[WHAT YOU NEED TO DO]
Please copy out every line in the entries that includes the word "name".
▬▬▬
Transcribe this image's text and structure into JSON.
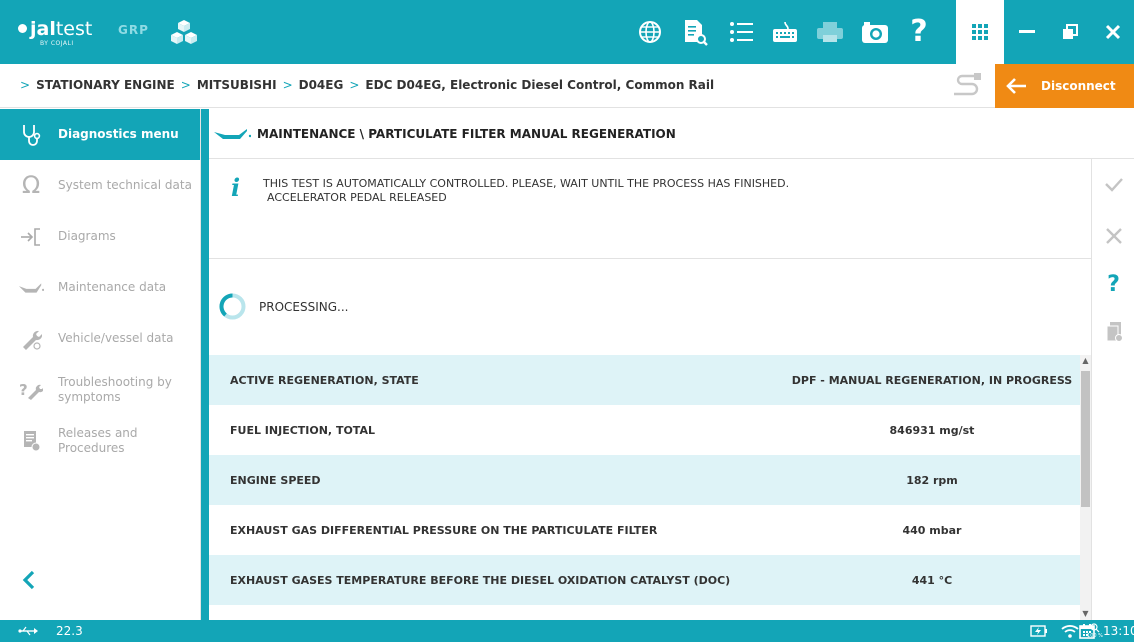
{
  "app": {
    "brand_bold": "jal",
    "brand_light": "test",
    "by": "BY COJALI",
    "grp": "GRP"
  },
  "breadcrumb": [
    "STATIONARY ENGINE",
    "MITSUBISHI",
    "D04EG",
    "EDC D04EG, Electronic Diesel Control, Common Rail"
  ],
  "disconnect_label": "Disconnect",
  "sidebar": {
    "items": [
      {
        "label": "Diagnostics menu",
        "icon": "stethoscope-icon",
        "active": true
      },
      {
        "label": "System technical data",
        "icon": "omega-icon",
        "active": false
      },
      {
        "label": "Diagrams",
        "icon": "diagram-icon",
        "active": false
      },
      {
        "label": "Maintenance data",
        "icon": "oil-can-icon",
        "active": false
      },
      {
        "label": "Vehicle/vessel data",
        "icon": "wrench-icon",
        "active": false
      },
      {
        "label": "Troubleshooting by symptoms",
        "icon": "troubleshoot-icon",
        "active": false
      },
      {
        "label": "Releases and Procedures",
        "icon": "releases-icon",
        "active": false
      }
    ]
  },
  "main": {
    "title": "MAINTENANCE \\ PARTICULATE FILTER MANUAL REGENERATION",
    "info_line1": "THIS TEST IS AUTOMATICALLY CONTROLLED. PLEASE, WAIT UNTIL THE PROCESS HAS FINISHED.",
    "info_line2": "ACCELERATOR PEDAL RELEASED",
    "processing": "PROCESSING...",
    "rows": [
      {
        "name": "ACTIVE REGENERATION, STATE",
        "value": "DPF - MANUAL REGENERATION, IN PROGRESS"
      },
      {
        "name": "FUEL INJECTION, TOTAL",
        "value": "846931 mg/st"
      },
      {
        "name": "ENGINE SPEED",
        "value": "182 rpm"
      },
      {
        "name": "EXHAUST GAS DIFFERENTIAL PRESSURE ON THE PARTICULATE FILTER",
        "value": "440 mbar"
      },
      {
        "name": "EXHAUST GASES TEMPERATURE BEFORE THE DIESEL OXIDATION CATALYST (DOC)",
        "value": "441 °C"
      }
    ]
  },
  "status": {
    "voltage": "22.3",
    "zoom": "100 %",
    "time": "13:10"
  },
  "colors": {
    "accent": "#13a5b7",
    "disconnect": "#f08a14",
    "row_alt": "#def3f7"
  }
}
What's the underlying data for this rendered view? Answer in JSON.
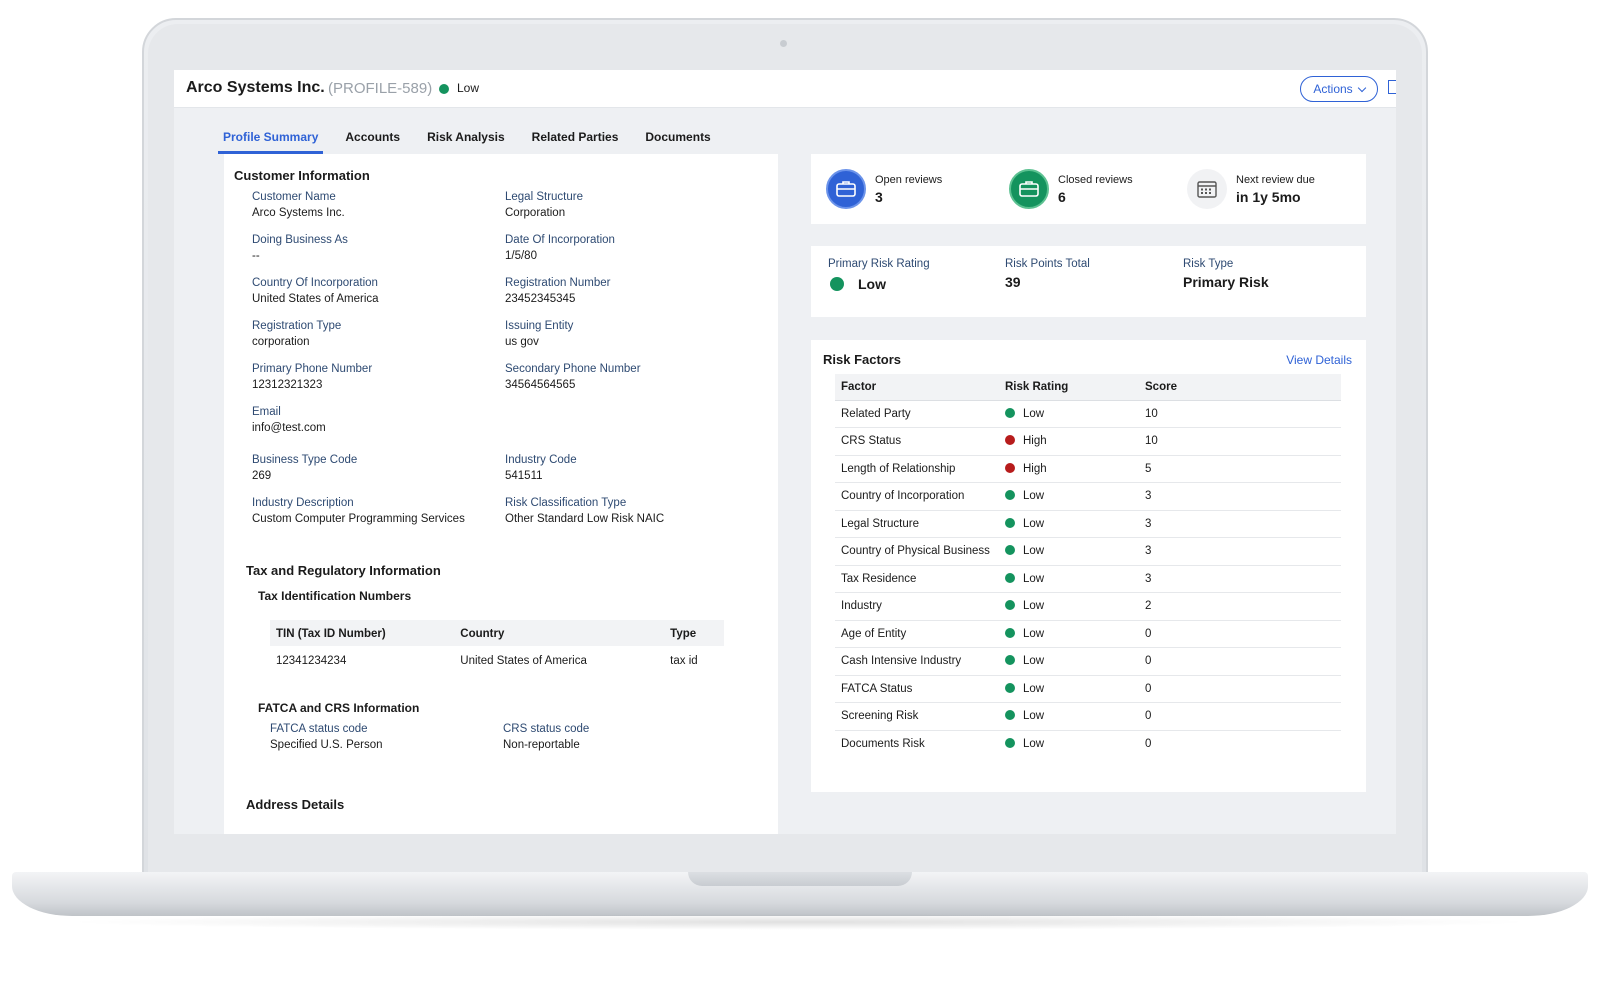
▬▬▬
[ANSWER BOX]
        "name": "ACTIVE REGENERATION, STATE",
        "name": "FUEL INJECTION, TOTAL",
        "name": "ENGINE SPEED",
        "name": "EXHAUST GAS DIFFERENTIAL PRESSURE ON THE PARTICULATE FILTER",
        "name": "EXHAUST GASES TEMPERATURE BEFORE THE DIESEL OXIDATION CATALYST (DOC)",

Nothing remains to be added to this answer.